__What is being asked__
Lines from the records below that contain the word "shirt" are to be copied out.

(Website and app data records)
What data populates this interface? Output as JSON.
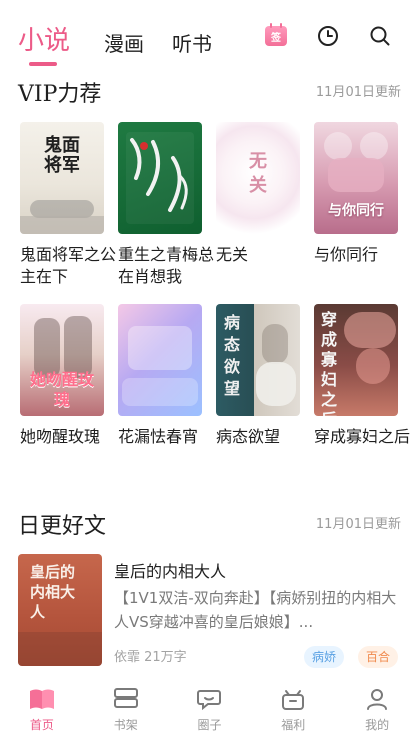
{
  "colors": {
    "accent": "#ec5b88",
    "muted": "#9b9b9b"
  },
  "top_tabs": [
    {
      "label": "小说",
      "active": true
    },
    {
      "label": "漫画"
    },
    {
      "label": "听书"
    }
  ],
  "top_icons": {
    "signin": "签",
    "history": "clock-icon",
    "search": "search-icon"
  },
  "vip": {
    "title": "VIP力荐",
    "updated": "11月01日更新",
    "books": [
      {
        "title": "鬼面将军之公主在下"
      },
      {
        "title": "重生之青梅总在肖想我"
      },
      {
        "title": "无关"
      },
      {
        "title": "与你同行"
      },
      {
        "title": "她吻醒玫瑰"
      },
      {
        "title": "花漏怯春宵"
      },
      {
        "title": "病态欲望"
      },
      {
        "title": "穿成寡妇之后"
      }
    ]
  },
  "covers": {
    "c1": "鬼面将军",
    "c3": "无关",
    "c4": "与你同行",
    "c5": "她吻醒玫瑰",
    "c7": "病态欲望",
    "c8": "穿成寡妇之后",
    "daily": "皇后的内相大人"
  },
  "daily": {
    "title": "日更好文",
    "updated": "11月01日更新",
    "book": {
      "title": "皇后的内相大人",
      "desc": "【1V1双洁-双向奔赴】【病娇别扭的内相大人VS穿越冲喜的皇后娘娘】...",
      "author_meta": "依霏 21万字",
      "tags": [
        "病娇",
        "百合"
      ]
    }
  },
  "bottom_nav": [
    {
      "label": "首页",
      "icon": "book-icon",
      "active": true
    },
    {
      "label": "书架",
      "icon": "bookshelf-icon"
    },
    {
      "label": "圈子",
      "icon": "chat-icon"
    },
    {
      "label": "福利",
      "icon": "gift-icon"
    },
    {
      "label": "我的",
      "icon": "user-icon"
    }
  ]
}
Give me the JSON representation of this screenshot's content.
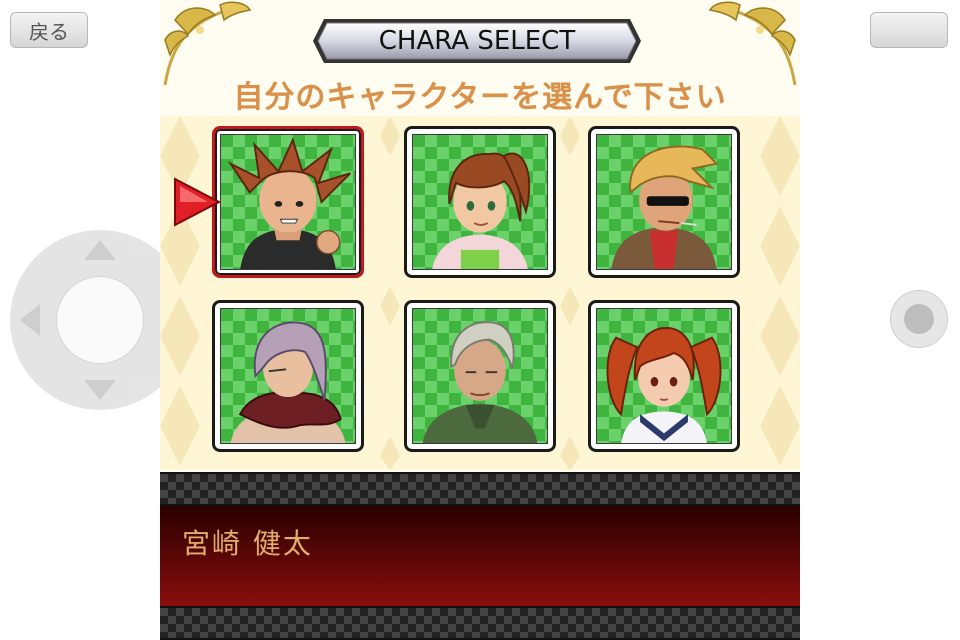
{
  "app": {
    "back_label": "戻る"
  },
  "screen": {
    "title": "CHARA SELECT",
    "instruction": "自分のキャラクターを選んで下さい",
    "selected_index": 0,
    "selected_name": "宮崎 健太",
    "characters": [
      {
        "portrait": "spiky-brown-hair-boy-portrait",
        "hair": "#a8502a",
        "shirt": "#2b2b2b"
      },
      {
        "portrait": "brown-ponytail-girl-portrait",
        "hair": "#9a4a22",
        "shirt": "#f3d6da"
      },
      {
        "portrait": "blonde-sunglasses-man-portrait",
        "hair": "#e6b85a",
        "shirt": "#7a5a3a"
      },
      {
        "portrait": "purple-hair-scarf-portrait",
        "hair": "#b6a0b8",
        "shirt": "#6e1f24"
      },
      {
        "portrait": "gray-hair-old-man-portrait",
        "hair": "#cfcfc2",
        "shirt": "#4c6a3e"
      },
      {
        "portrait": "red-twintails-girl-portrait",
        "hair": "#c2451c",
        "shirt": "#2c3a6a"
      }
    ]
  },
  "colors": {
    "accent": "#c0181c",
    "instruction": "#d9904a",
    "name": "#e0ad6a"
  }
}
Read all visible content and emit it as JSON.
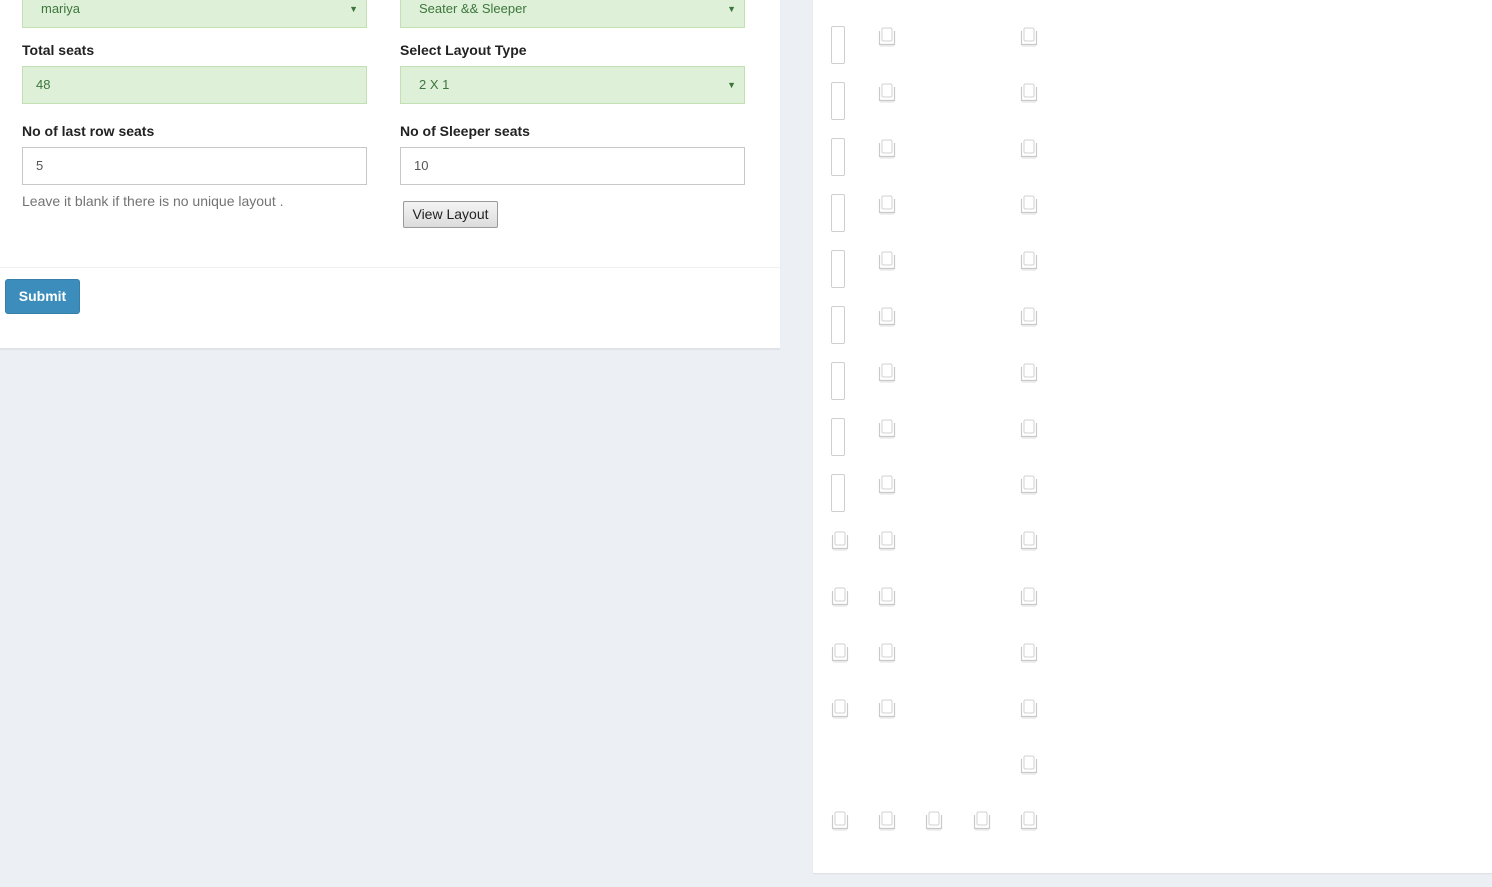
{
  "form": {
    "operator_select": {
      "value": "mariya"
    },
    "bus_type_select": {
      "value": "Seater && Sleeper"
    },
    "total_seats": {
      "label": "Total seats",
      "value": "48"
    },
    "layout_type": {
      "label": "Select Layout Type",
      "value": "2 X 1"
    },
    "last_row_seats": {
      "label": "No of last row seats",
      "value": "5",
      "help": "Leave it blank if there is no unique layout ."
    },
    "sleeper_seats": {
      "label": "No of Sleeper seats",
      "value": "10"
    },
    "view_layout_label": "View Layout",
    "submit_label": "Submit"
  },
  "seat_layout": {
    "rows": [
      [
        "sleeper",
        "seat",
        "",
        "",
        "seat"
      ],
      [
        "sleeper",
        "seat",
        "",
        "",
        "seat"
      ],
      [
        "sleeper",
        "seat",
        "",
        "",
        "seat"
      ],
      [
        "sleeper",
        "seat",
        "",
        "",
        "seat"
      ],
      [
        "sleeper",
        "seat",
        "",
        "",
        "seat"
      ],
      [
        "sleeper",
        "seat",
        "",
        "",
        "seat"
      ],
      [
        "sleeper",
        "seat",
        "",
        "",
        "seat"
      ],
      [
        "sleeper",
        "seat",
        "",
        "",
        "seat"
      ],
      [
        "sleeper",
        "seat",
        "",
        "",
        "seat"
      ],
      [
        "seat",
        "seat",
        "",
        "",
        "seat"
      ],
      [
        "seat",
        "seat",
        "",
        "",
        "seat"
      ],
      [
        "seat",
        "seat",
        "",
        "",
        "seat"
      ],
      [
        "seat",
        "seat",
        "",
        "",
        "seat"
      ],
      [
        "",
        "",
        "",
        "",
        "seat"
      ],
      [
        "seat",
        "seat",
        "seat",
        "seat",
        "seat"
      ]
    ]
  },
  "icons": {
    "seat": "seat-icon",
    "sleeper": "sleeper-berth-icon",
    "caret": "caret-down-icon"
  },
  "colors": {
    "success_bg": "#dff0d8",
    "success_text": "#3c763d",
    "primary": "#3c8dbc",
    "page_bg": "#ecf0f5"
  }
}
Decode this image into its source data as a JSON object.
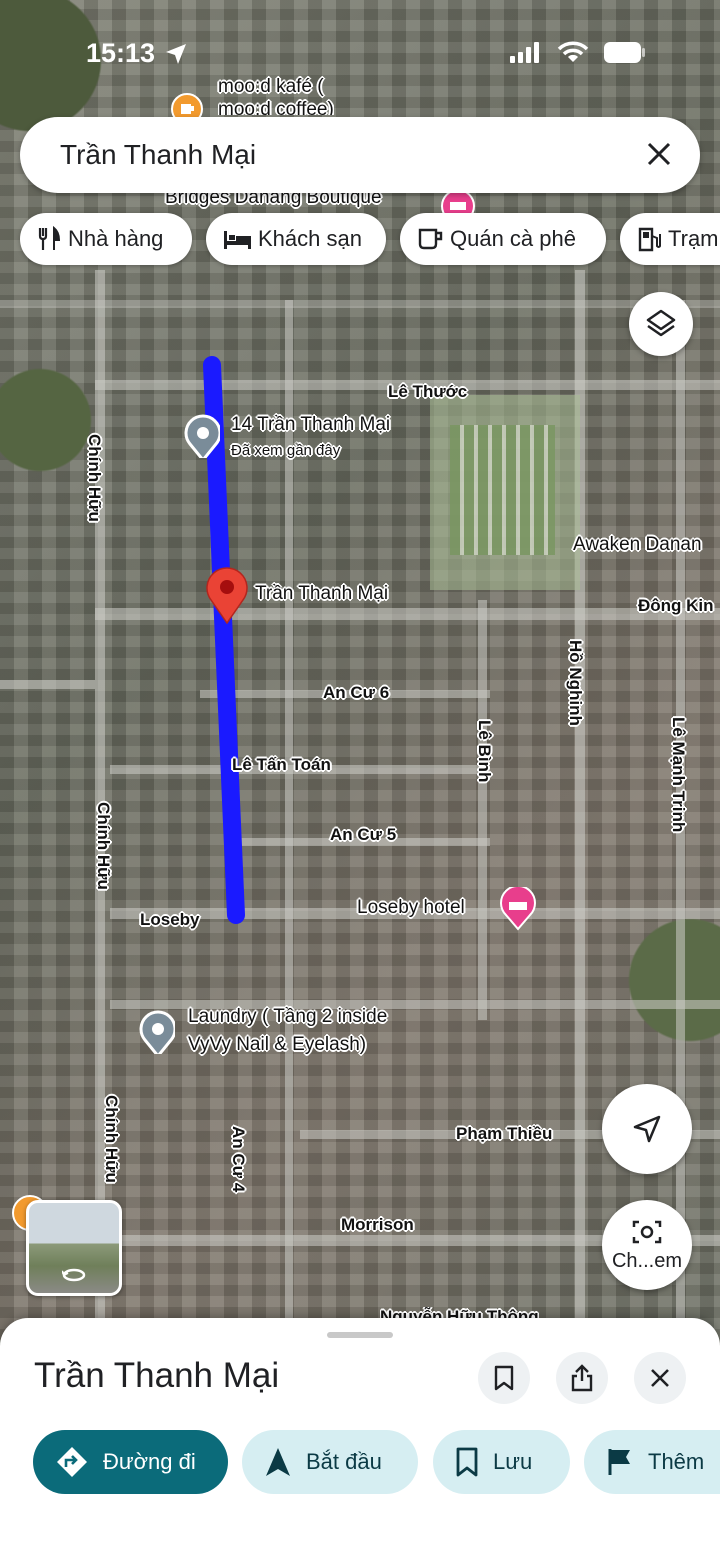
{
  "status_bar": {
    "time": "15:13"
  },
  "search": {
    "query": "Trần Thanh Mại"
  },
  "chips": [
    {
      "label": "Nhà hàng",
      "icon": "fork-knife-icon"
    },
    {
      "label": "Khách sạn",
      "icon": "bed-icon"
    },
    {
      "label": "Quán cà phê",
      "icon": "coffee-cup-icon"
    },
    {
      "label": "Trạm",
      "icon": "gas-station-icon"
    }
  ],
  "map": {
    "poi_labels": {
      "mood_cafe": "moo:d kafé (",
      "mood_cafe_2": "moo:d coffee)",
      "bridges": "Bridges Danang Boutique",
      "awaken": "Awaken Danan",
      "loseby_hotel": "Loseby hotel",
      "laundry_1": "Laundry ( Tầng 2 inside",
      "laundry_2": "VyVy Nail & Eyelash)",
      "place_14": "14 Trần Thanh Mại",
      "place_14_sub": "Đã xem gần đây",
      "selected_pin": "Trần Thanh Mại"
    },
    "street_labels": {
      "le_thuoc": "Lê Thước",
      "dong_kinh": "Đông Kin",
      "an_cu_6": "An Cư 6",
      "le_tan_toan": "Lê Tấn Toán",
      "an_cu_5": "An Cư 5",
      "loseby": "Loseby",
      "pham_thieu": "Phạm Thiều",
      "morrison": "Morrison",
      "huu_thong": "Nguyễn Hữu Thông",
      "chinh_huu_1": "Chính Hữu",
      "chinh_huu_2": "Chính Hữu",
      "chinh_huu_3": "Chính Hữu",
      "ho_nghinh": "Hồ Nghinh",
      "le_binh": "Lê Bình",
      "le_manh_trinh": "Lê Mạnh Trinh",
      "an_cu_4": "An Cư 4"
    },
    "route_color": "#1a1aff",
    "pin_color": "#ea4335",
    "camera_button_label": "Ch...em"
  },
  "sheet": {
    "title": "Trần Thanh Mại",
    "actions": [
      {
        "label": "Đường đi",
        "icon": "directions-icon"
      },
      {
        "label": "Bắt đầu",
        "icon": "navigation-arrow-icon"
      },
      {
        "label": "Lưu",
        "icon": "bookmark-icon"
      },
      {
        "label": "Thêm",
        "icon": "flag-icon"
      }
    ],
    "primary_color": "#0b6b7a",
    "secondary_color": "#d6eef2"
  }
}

__Response__
        "shirt": "#2b2b2b"
        "shirt": "#f3d6da"
        "shirt": "#7a5a3a"
        "shirt": "#6e1f24"
        "shirt": "#4c6a3e"
        "shirt": "#2c3a6a"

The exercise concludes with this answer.